- Arts & Literature
- Science & Technology
By Charles Walmsley
Every fan has a player they dread lining up against their team. Ex-Arsenal midfielder Freddie Ljungberg seemed to love scoring against Liverpool, while Chelsea hitman Didier Drogba frequently nets against the Gunners. Mine was Oxford United’s Steve Basham.
As I awaited updates from Leyton Orient’s far-flung away trips, week after week Basham’s name would appear on Jeff Stelling’s videprinter. With a name befitting a Roy of the Rovers centre forward it is little wonder my anxiety grew as the Oxford fixture drew nearer.
While he only managed one against my team, Steve bagged 49 goals for the U’s. And he’s not just a United legend – this season he signed for non-league Oxford City and has bashed in 13 already.
“Luckily I’m scoring goals,” said the striker, who was sitting out City’s 2-1 win over Chippenham Town through injury. The win lifted the Evo-Stick Southern Premier side into the play-off positions, setting up an exciting second half of the season.
“We’re doing ever so well. We’ve got a great bunch of lads here – young lads, a few experienced lads – we’ve just got to keep it going.”
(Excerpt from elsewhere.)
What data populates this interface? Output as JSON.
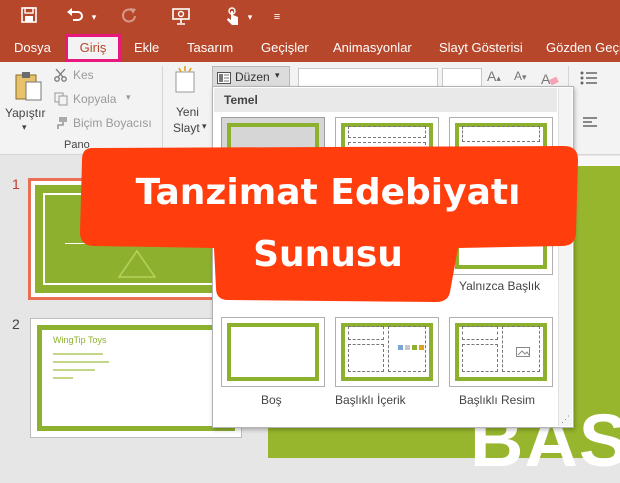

“It’s never easy, every level is different. We come up against great players and every one stands back and says, ‘He should be playing higher.’” Although the pitches and changing rooms aren’t quite the standard of his Southampton and Preston days, 34-year-old Basham isn’t complaining.
“At the end of the day it’s a game of football and if you love football that’s why you still carry on.”
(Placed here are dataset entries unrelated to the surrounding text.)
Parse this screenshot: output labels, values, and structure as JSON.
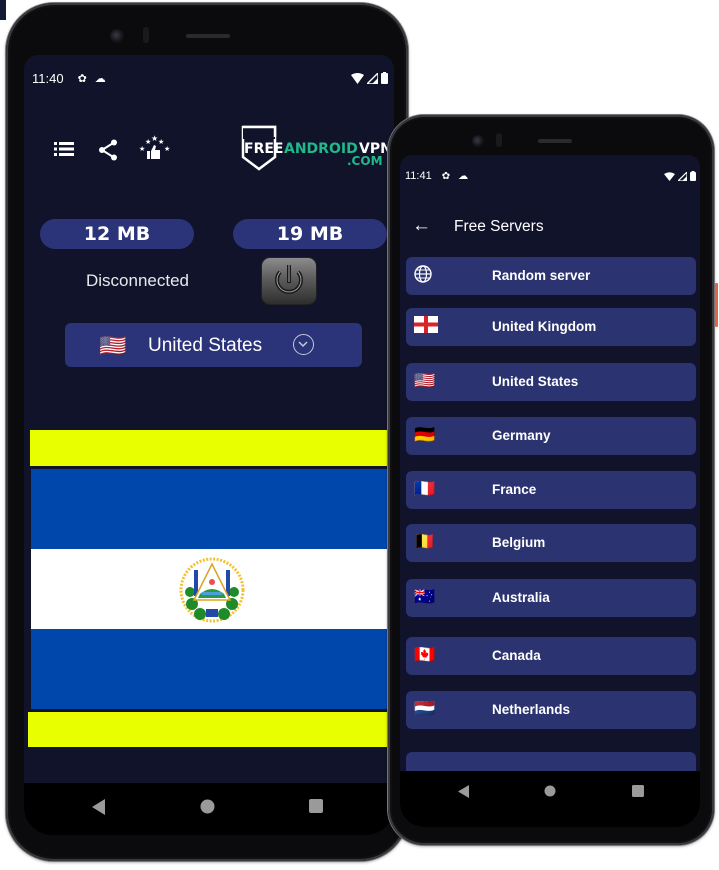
{
  "left_phone": {
    "status_bar": {
      "time": "11:40",
      "icons": [
        "gear-icon",
        "cloud-icon"
      ],
      "right_icons": [
        "wifi-icon",
        "signal-icon",
        "battery-icon"
      ]
    },
    "toolbar": {
      "icons": [
        "list-icon",
        "share-icon",
        "rate-stars-thumb-icon"
      ]
    },
    "logo": {
      "free": "FREE",
      "android": "ANDROID",
      "vpn": "VPN",
      "com": ".COM"
    },
    "stats": {
      "download": "12 MB",
      "upload": "19 MB"
    },
    "connection_status": "Disconnected",
    "selected_country": {
      "flag": "🇺🇸",
      "name": "United States"
    },
    "flag_banner": {
      "colors": {
        "yellow": "#e8ff00",
        "blue": "#0047ab",
        "white": "#ffffff"
      },
      "emblem_text": "REPUBLICA DE EL SALVADOR EN LA AMERICA CENTRAL"
    }
  },
  "right_phone": {
    "status_bar": {
      "time": "11:41",
      "icons": [
        "gear-icon",
        "cloud-icon"
      ],
      "right_icons": [
        "wifi-icon",
        "signal-icon",
        "battery-icon"
      ]
    },
    "header": {
      "title": "Free Servers"
    },
    "servers": [
      {
        "flag": "🌐",
        "name": "Random server"
      },
      {
        "flag": "🏴",
        "name": "United Kingdom"
      },
      {
        "flag": "🇺🇸",
        "name": "United States"
      },
      {
        "flag": "🇩🇪",
        "name": "Germany"
      },
      {
        "flag": "🇫🇷",
        "name": "France"
      },
      {
        "flag": "🇧🇪",
        "name": "Belgium"
      },
      {
        "flag": "🇦🇺",
        "name": "Australia"
      },
      {
        "flag": "🇨🇦",
        "name": "Canada"
      },
      {
        "flag": "🇳🇱",
        "name": "Netherlands"
      },
      {
        "flag": "",
        "name": ""
      }
    ]
  },
  "colors": {
    "screen_bg": "#11132a",
    "accent": "#2b3379",
    "logo_green": "#1fb98a"
  }
}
Basham featured in 19 games for the Saints and has a top-flight goal to his name which came against Blackburn in 1998. He’s played alongside Matt Le Tissier, James Beattie and Wayne Bridge and started in a narrow defeat to Manchester United.
It was a late Eric Cantona strike sunk the Saints at Old Trafford fifteen years ago and it’s not surprising that Basham lists the King alongside David Beckham and Ryan Giggs as his toughest opponents.
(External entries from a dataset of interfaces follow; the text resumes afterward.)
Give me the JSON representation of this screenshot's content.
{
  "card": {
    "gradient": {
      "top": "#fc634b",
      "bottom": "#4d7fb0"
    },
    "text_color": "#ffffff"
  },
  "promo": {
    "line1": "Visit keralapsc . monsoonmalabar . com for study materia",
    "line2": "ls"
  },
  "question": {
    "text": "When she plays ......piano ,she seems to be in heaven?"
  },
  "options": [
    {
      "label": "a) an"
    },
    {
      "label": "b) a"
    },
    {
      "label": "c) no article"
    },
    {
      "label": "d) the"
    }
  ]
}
Naturally, he misses the heady heights of the Premier League. He said, “I enjoy my football now but you do miss it, you never realise at the time how long it’s going to last.
“Unfortunately for me I broke my leg and things declined quite quickly from the Premier League and the Championship. But I’ve got some fantastic memories and they’ll always be there.”
After an injury-plagued spell with Preston, Basham traded Lancashire for the Dreaming Spires. He became an Oxford United legend and has a soft spot for the city.
“I played here for five years and I lived here for five years and then went to Exeter but always wanted to come back. There’s something about the place.”
Despite playing for both Oxford sides he doesn’t get any stick from the United faithful. He added, “I’ve been very lucky, Oxford United fans have always been fantastic towards me.
“Whenever I see them they’re always the first to ask me how I’m doing and when I get a chance I’m down there supporting them.”
With Basham in fine form and City surging up the table, now is the time for students to get down to Court Place Farm to witness the action. With the cost of watching football soaring, the £4.50 entrance fee is a bargain – as Steve says, it’s a great “escape from study”!
He argued, “This is a great social thing. You can come and support a small local side, it’s a day out, a few drinks, it’s something else to follow.”
And with the side doing so well in the League it’s well worth your Saturday afternoon. Mid-table Weymouth are in town next time out – let’s hope Steve will be back to bash in the goals.